→ Your task:
For the data below, give the number of lines in which "color" occurs. Include nothing besides that number.

→ Records for this task:
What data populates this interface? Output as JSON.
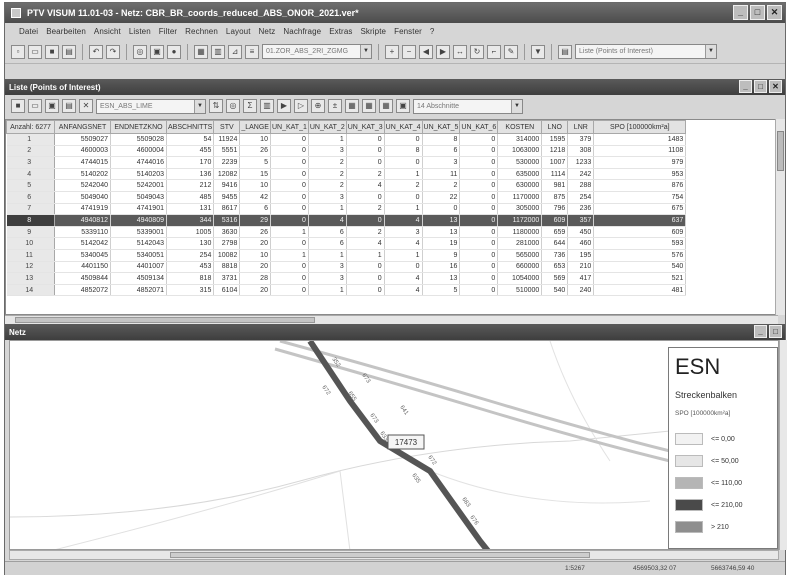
{
  "window": {
    "title": "PTV VISUM 11.01-03 - Netz: CBR_BR_coords_reduced_ABS_ONOR_2021.ver*",
    "min_label": "_",
    "max_label": "□",
    "close_label": "✕"
  },
  "menu": [
    "Datei",
    "Bearbeiten",
    "Ansicht",
    "Listen",
    "Filter",
    "Rechnen",
    "Layout",
    "Netz",
    "Nachfrage",
    "Extras",
    "Skripte",
    "Fenster",
    "?"
  ],
  "toolbar": {
    "layer_combo": "01.ZOR_ABS_2RI_ZGMG",
    "list_combo": "Liste (Points of Interest)"
  },
  "list_panel": {
    "title": "Liste (Points of Interest)",
    "layout_combo": "ESN_ABS_LIME",
    "section_combo": "14 Abschnitte",
    "columns": [
      "Anzahl: 6277",
      "ANFANGSNET",
      "ENDNETZKNO",
      "ABSCHNITTS",
      "STV",
      "_LANGE",
      "UN_KAT_1",
      "UN_KAT_2",
      "UN_KAT_3",
      "UN_KAT_4",
      "UN_KAT_5",
      "UN_KAT_6",
      "KOSTEN",
      "LNO",
      "LNR",
      "SPO [100000km²a]"
    ],
    "rows": [
      [
        "1",
        "5509027",
        "5509028",
        "54",
        "11924",
        "10",
        "0",
        "1",
        "0",
        "0",
        "8",
        "0",
        "314000",
        "1595",
        "379",
        "1483"
      ],
      [
        "2",
        "4600003",
        "4600004",
        "455",
        "5551",
        "26",
        "0",
        "3",
        "0",
        "8",
        "6",
        "0",
        "1063000",
        "1218",
        "308",
        "1108"
      ],
      [
        "3",
        "4744015",
        "4744016",
        "170",
        "2239",
        "5",
        "0",
        "2",
        "0",
        "0",
        "3",
        "0",
        "530000",
        "1007",
        "1233",
        "979"
      ],
      [
        "4",
        "5140202",
        "5140203",
        "136",
        "12082",
        "15",
        "0",
        "2",
        "2",
        "1",
        "11",
        "0",
        "635000",
        "1114",
        "242",
        "953"
      ],
      [
        "5",
        "5242040",
        "5242001",
        "212",
        "9416",
        "10",
        "0",
        "2",
        "4",
        "2",
        "2",
        "0",
        "630000",
        "981",
        "288",
        "876"
      ],
      [
        "6",
        "5049040",
        "5049043",
        "485",
        "9455",
        "42",
        "0",
        "3",
        "0",
        "0",
        "22",
        "0",
        "1170000",
        "875",
        "254",
        "754"
      ],
      [
        "7",
        "4741919",
        "4741901",
        "131",
        "8617",
        "6",
        "0",
        "1",
        "2",
        "1",
        "0",
        "0",
        "305000",
        "796",
        "236",
        "675"
      ],
      [
        "8",
        "4940812",
        "4940809",
        "344",
        "5316",
        "29",
        "0",
        "4",
        "0",
        "4",
        "13",
        "0",
        "1172000",
        "609",
        "357",
        "637"
      ],
      [
        "9",
        "5339110",
        "5339001",
        "1005",
        "3630",
        "26",
        "1",
        "6",
        "2",
        "3",
        "13",
        "0",
        "1180000",
        "659",
        "450",
        "609"
      ],
      [
        "10",
        "5142042",
        "5142043",
        "130",
        "2798",
        "20",
        "0",
        "6",
        "4",
        "4",
        "19",
        "0",
        "281000",
        "644",
        "460",
        "593"
      ],
      [
        "11",
        "5340045",
        "5340051",
        "254",
        "10082",
        "10",
        "1",
        "1",
        "1",
        "1",
        "9",
        "0",
        "565000",
        "736",
        "195",
        "576"
      ],
      [
        "12",
        "4401150",
        "4401007",
        "453",
        "8818",
        "20",
        "0",
        "3",
        "0",
        "0",
        "16",
        "0",
        "660000",
        "653",
        "210",
        "540"
      ],
      [
        "13",
        "4509844",
        "4509134",
        "818",
        "3731",
        "28",
        "0",
        "3",
        "0",
        "4",
        "13",
        "0",
        "1054000",
        "569",
        "417",
        "521"
      ],
      [
        "14",
        "4852072",
        "4852071",
        "315",
        "6104",
        "20",
        "0",
        "1",
        "0",
        "4",
        "5",
        "0",
        "510000",
        "540",
        "240",
        "481"
      ]
    ],
    "selected_row": 7
  },
  "map_panel": {
    "title": "Netz",
    "road_labels": [
      "352",
      "673",
      "672",
      "655",
      "673",
      "641",
      "633",
      "672",
      "635",
      "683",
      "676"
    ],
    "callout": "17473"
  },
  "legend": {
    "title": "ESN",
    "subtitle": "Streckenbalken",
    "unit": "SPO [100000km²a]",
    "items": [
      {
        "label": "<= 0,00",
        "color": "#f2f2f2"
      },
      {
        "label": "<= 50,00",
        "color": "#e6e6e6"
      },
      {
        "label": "<= 110,00",
        "color": "#b5b5b5"
      },
      {
        "label": "<= 210,00",
        "color": "#4a4a4a"
      },
      {
        "label": "> 210",
        "color": "#8e8e8e"
      }
    ]
  },
  "status": {
    "scale": "1:5267",
    "coord_x": "4569503,32 07",
    "coord_y": "5663746,59 40"
  }
}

→ Answer for this exercise:
5